(Entries from a dataset of interfaces)
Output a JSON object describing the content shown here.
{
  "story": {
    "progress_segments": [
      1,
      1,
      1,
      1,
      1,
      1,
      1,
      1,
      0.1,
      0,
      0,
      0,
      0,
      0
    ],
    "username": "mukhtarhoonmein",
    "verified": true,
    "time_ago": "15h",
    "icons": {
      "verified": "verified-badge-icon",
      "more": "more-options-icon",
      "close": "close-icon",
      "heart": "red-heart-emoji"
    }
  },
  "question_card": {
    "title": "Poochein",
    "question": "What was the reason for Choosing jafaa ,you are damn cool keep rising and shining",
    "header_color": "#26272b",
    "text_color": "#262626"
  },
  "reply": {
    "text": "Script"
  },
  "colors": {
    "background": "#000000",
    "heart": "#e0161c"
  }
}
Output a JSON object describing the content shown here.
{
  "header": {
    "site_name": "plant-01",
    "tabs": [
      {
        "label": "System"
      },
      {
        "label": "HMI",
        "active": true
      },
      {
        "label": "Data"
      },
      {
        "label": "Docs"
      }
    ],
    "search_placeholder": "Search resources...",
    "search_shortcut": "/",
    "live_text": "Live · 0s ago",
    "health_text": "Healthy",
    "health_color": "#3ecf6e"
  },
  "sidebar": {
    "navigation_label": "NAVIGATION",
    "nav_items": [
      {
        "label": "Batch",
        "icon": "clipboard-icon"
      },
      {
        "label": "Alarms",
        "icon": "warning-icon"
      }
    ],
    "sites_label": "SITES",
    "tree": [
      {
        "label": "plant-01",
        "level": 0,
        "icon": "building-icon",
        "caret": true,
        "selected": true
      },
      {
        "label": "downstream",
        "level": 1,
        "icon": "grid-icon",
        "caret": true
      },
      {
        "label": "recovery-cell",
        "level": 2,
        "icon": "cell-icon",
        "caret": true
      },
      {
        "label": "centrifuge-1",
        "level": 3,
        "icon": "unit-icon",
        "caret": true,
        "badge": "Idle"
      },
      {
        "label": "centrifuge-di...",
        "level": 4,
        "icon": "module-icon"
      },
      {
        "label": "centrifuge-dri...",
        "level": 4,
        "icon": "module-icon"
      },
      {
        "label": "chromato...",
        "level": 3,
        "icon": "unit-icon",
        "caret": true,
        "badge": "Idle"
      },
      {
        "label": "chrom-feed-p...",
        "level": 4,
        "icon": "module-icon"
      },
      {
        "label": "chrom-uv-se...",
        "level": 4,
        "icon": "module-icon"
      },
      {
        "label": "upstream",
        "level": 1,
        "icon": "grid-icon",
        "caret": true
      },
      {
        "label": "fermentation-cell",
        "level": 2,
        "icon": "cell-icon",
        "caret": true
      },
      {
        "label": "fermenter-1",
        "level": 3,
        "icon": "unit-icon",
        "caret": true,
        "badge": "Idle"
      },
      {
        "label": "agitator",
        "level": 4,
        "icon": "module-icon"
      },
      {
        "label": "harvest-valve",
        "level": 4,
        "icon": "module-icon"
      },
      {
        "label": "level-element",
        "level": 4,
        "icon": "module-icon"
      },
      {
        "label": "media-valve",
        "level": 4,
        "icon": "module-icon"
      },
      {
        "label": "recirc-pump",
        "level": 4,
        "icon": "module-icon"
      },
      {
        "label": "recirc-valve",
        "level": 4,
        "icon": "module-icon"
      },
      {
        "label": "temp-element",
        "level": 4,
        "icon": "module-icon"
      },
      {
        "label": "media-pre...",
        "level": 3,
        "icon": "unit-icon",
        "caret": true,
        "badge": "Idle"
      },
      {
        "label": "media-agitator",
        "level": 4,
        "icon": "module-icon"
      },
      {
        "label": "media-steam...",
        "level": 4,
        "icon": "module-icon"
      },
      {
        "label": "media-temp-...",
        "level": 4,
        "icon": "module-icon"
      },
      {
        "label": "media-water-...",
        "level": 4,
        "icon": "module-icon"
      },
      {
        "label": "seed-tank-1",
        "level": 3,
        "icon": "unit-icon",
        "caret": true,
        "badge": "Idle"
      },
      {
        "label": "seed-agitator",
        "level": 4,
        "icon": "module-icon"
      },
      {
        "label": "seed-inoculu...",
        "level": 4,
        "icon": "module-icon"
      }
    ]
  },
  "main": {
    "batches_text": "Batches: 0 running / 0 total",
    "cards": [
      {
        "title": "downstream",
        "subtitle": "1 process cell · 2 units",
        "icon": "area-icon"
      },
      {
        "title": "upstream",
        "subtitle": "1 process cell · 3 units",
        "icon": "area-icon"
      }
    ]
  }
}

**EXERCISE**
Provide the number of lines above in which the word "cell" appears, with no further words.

**THE ANSWER**
6